According to EducationSuperHighway, a nonprofit that tests school broadband speeds and works to upgrade Internet access, an estimated 72% of public schools have connections that are too slow to take full advantage of digital learning. In addition, according to the Obama administration, the average school has about the same speed as the average American home — while serving 200 times as many users. Upgrading wiring, expanding Wi-Fi capabilities or simply spending more money to purchase faster service is involved in expanding high-speed Internet in schools.
As if that is not enough, 45 states and the District of Columbia adopted the new Common Core math and reading standards and most will take the new online assessments in the 2014-15 school year. Evaluating teachers, making student promotion as well as graduation decisions and rate schools will require the test results.
“Just as people are getting excited about the power of what the Internet offers to students and teachers, they are running into the buzz saw of infrastructure,” said Evan Marwell, CEO of EducationSuperHighway.
As Stephanie Banchero of The Wall Street Journal reports, thanks in part to a federal program known as E-rate, which provides about $2.3 billion annually to connect schools and libraries to the Web, virtually every school in America has some Internet access. A monthly fee on phone service of about $2.90 per household or user funds the program overseen by the Federal Communications Commission. Additionally, millions have been set aside by some states for schools to upgrade technology, while in other states, voters in some districts are approving special tax increases to pay for better infrastructure and tech.
Expanding high-speed Internet has been made a top priority by President Barack Obama as he launched an initiative last summer, dubbed ConnectED, that aims to bring it to virtually every school in five years and to train teachers how to use technology. While hinting that a fee increase might be needed, the administration wants the FCC to modernize the E-rate program.
Many countries, including Latvia and South Korea, have better Internet connectivity than the U.S. does, putting American students at a disadvantage according to the director of the office of educational technology at the Education Department Richard Culatta.
“If we don’t put significant national focus on the problem, it will simply perpetuate,” he said.

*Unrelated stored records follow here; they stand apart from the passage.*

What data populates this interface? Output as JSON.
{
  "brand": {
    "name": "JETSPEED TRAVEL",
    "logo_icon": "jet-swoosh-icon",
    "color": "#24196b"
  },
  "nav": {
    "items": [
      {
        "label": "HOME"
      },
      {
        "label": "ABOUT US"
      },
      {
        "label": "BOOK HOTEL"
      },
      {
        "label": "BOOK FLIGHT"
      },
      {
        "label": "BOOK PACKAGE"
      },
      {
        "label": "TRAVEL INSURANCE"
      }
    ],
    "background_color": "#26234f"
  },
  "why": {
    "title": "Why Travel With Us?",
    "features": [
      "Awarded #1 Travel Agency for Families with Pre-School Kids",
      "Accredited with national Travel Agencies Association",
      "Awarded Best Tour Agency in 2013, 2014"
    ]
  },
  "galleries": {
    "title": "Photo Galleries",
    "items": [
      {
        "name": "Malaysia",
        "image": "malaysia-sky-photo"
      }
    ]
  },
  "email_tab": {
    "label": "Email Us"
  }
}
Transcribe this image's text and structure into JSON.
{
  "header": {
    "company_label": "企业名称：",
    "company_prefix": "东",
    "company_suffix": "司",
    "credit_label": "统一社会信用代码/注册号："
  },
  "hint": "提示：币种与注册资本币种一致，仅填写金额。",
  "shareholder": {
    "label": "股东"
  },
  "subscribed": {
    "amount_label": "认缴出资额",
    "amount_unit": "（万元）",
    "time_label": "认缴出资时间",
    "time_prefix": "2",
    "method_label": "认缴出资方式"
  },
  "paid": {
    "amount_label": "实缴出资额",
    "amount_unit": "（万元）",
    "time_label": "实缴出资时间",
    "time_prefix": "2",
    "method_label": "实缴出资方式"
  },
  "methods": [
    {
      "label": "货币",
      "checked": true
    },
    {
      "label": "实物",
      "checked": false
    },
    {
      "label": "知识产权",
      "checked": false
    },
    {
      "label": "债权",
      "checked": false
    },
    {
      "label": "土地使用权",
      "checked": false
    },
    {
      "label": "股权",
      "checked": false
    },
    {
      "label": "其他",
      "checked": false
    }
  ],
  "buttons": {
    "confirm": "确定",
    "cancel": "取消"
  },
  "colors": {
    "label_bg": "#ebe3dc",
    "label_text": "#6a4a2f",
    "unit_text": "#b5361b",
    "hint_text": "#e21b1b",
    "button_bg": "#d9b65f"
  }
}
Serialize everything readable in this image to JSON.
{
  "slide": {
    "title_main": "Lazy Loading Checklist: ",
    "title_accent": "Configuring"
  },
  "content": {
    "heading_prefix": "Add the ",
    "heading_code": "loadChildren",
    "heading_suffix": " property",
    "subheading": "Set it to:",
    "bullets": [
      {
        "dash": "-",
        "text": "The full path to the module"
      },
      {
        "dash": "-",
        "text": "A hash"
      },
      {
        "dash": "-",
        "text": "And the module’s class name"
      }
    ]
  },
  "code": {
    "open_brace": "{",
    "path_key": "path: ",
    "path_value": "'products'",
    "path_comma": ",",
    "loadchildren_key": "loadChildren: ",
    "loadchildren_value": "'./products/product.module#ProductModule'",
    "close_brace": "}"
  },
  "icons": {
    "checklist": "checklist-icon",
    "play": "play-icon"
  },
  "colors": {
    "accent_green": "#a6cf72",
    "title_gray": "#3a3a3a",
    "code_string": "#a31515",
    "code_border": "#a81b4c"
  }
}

However, there has been pushback, including from some congressional Republicans who don’t want fees raised on consumers. Others say the federal program is antiquated and needs to revamp how it gives out money. Before a fee increase, the FCC should “determine whether the current money is being spent wisely and whether it is achieving its purposes, which should be to further academic achievement,” according to Randolph May, the president of the Free State Foundation, a think tank that advocates for lighter telecom regulation.
In states including Kentucky, Oklahoma and Indiana, slow connections have hampered online assessments and many educators fear their district won’t be ready when Common Core exams come online.